and without IntelliWrite enabled. Over multiple runs, I found that the overhead
introduced by IntelliWrite hovered around an acceptable 2 percent.
I was also
interested in measuring the amount of fragmentation prevention that IntelliWrite
would buy me. After casting around for a repeatable means of fragmenting my
test disk, I settled on extracting all the files and folders from a Windows XP ISO
image onto a defragmented test drive. I then recorded the number of low-performing fragments as
reported by Diskeeper, deleted the extracted files and manually defragmented the disk.
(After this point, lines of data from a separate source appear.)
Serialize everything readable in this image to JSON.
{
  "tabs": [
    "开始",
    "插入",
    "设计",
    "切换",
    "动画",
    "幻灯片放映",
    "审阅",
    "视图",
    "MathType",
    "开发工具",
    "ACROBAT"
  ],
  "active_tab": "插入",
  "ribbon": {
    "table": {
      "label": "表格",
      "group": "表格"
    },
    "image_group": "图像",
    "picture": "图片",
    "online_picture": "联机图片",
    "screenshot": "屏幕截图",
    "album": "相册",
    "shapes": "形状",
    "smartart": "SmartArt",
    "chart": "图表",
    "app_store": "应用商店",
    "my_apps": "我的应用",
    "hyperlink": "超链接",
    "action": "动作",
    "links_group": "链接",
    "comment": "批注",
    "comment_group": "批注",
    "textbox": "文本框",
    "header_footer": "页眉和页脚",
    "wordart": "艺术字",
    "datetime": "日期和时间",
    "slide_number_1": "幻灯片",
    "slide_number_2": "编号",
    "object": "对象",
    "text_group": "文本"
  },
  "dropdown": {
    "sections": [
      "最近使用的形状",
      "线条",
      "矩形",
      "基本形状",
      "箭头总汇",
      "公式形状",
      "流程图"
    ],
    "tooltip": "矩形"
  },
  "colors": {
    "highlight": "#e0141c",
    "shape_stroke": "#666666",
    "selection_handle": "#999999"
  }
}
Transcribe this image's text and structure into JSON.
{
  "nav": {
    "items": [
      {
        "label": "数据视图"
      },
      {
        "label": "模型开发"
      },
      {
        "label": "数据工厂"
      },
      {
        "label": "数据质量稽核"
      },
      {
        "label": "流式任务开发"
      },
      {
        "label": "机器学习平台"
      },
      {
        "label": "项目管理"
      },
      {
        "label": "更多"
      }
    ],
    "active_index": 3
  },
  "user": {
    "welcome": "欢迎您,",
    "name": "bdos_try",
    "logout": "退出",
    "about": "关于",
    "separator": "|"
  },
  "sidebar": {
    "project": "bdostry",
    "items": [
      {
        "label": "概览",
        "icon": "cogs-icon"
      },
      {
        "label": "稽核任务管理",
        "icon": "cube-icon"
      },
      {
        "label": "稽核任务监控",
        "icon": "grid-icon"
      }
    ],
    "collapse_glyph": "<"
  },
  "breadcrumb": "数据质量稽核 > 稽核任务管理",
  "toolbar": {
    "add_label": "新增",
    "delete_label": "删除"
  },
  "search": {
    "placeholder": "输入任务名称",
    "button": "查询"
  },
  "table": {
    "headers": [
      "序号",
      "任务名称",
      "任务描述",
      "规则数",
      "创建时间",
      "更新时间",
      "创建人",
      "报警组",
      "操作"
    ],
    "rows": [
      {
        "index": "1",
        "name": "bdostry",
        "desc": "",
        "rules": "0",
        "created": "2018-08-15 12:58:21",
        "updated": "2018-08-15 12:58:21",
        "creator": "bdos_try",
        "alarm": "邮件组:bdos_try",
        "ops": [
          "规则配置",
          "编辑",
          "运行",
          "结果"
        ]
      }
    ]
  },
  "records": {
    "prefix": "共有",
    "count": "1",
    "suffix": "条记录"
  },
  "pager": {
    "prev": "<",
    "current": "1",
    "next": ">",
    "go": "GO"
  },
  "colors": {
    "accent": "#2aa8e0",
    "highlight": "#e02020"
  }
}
Over multiple
runs, with IntelliWrite enabled and disabled, I found that my disk ended up
with 87 percent fewer low-performing fragments on the IntelliWrite runs.
fragmentation that remained following my IntelliWrite-enabled runs, a feature
introduced in an earlier version of Diskeeper, InvisiTasking, was ready to
sweep in and finish the job. InvisiTasking monitors the utilization of the
machine on which Diskeeper is installed, and jumps in to defragment files when
the system is idle. I had automatic defragmentation turned off for most of my
IntelliWrite test runs, but when I ran the two in tandem I found that what fragmentation IntelliWrite
left behind was dealt with by InvisiTasking within 5 minutes.
graphical interface for Diskeeper 2010 sports a status dashboard that's packed
with information about disk status, about which resources are available for use
by InvisiTasking and about the rate at which IntelliWrite is avoiding disk
fragmentation. In fact, I found the interface a bit too packed with information-all
of the information on the dashboard is arranged on a single page, and I had to
do a lot of scrolling to find the information I was after. The dashboard page
contains links for jumping to different sections, but I'd rather see the whole
thing exploded out into something like a navigation tree. I found
the properties dialogs for my individual disks easier to navigate, and
appreciated its options for scheduling when to enable or disable
As Editor in Chief of eWEEK Labs, Jason Brooks manages the Labs team and is responsible for eWEEK's print edition. Brooks joined eWEEK in 1999, and has covered wireless networking, office productivity suites, mobile devices, Windows, virtualization, and desktops and notebooks. Jason's coverage is currently focused on Linux and Unix operating systems, open-source software and licensing, cloud computing and Software as a Service. Follow Jason on Twitter at jasonbrooks, or reach him by email at email@example.com.